One of the most important sectors of the Portuguese economy
This is perhaps what makes the apparel and textile industry one of the most important to the Portuguese economy. It makes up fifteen percent of the total export and is one of the largest exporters in Europe. The Portuguese footwear is sold in over a hundred and forty countries and more than seventy million pairs of shoe are exported each year. Per Associação Têxtil e Vestuário de Portugal, the turnover of the Portuguese textile industry in 2018 accounted for reported 7.610€ million and the exports 5.328€ million, which represents ten per cent of the national exports. So why are designers from Portugal not on the world fashion map? Per Forbes, according to Moda Lisboa founder Eduarda Abbondanza, ‘…it isn’t a lack of creativity withholding Portugal’s designers from being celebrated in ways similar to fashion week headliners from London, Paris and Milan. Greater investment in communications however, is what Abbondanza believes will elevate the international profile of local fashion creatives. ‘The Portuguese market is very small, therefore it is essential that local brands build strong communication strategies focused on foreign markets. This will create further opportunities for growth, and allows them to showcase and sell their designs abroad.”’

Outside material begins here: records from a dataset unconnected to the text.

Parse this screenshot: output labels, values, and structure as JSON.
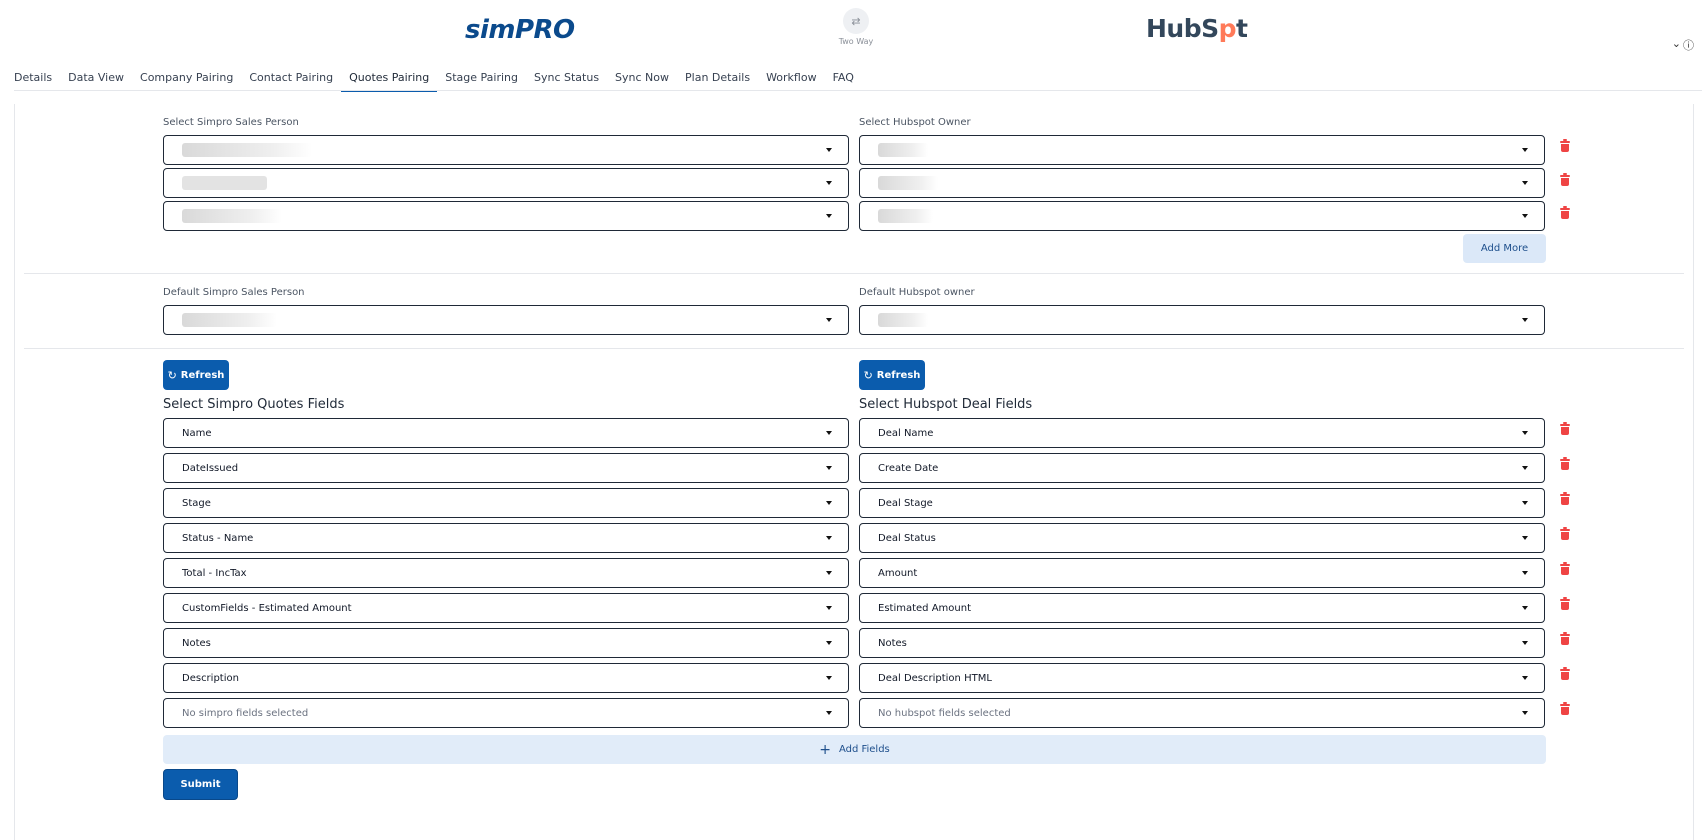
{
  "header": {
    "simpro_logo": "simPRO",
    "sync_icon": "⇄",
    "sync_label": "Two Way",
    "hubspot_logo_pre": "HubS",
    "hubspot_logo_sprocket": "p",
    "hubspot_logo_post": "t"
  },
  "tabs": [
    {
      "label": "Details"
    },
    {
      "label": "Data View"
    },
    {
      "label": "Company Pairing"
    },
    {
      "label": "Contact Pairing"
    },
    {
      "label": "Quotes Pairing",
      "active": true
    },
    {
      "label": "Stage Pairing"
    },
    {
      "label": "Sync Status"
    },
    {
      "label": "Sync Now"
    },
    {
      "label": "Plan Details"
    },
    {
      "label": "Workflow"
    },
    {
      "label": "FAQ"
    }
  ],
  "owners": {
    "simpro_label": "Select Simpro Sales Person",
    "hubspot_label": "Select Hubspot Owner",
    "add_more": "Add More"
  },
  "defaults": {
    "simpro_label": "Default Simpro Sales Person",
    "hubspot_label": "Default Hubspot owner"
  },
  "fields": {
    "refresh_label": "Refresh",
    "simpro_title": "Select Simpro Quotes Fields",
    "hubspot_title": "Select Hubspot Deal Fields",
    "rows": [
      {
        "simpro": "Name",
        "hubspot": "Deal Name"
      },
      {
        "simpro": "DateIssued",
        "hubspot": "Create Date"
      },
      {
        "simpro": "Stage",
        "hubspot": "Deal Stage"
      },
      {
        "simpro": "Status - Name",
        "hubspot": "Deal Status"
      },
      {
        "simpro": "Total - IncTax",
        "hubspot": "Amount"
      },
      {
        "simpro": "CustomFields - Estimated Amount",
        "hubspot": "Estimated Amount"
      },
      {
        "simpro": "Notes",
        "hubspot": "Notes"
      },
      {
        "simpro": "Description",
        "hubspot": "Deal Description HTML"
      }
    ],
    "empty_simpro": "No simpro fields selected",
    "empty_hubspot": "No hubspot fields selected",
    "add_fields": "Add Fields",
    "submit": "Submit"
  }
}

That said, the pandemic revealed the capacity the Portuguese textile industry has for mass production in a short time frame. Associação Têxtil e Vestuário de Portugal, in collaboration with Citeve Technology Centre, organised a platform to respond to the Ministry of Health to make textile equipment for hospitals. Several textile manufacturers from northern Portugal offered to produce protective masks and apparel, and within weeks, millions of masks were produced for both Portugal and international markets. Another increasing priority is Corporate Social Responsibility. The textile industry is, for instance, prioritising the six themes developed by RESET: recycling textile and waste disposal; monitoring water consumption and energy saving; reduction of chemical substances; smart textiles and new ways of production; eco-creativity, natural fibres, short value chains; new materials and new applications. The transparency and responsible labour practices, the speed of production, the skills, the environmental responsibility and the easy accessibility aligned with the creative craftsmanship make Portugal one of the best hubs for textile production today.
I worked with Condenast India as Digital Editor and launched Vogue India’s portal. Four years later, I turned entrepreneur and launched my luxury portal www.explosivefashion.in. Perhaps it’s my vision and exclusive content that’s placed Explosive Fashion at the forefront of luxury: reporting from fashion weeks, collaborating with luxury brands, presenting royal families’ vision, championing talent, reviewing hotels and restaurants, writing on travel, heritage. My editorial is of a storyteller, the story of the person behind the brand.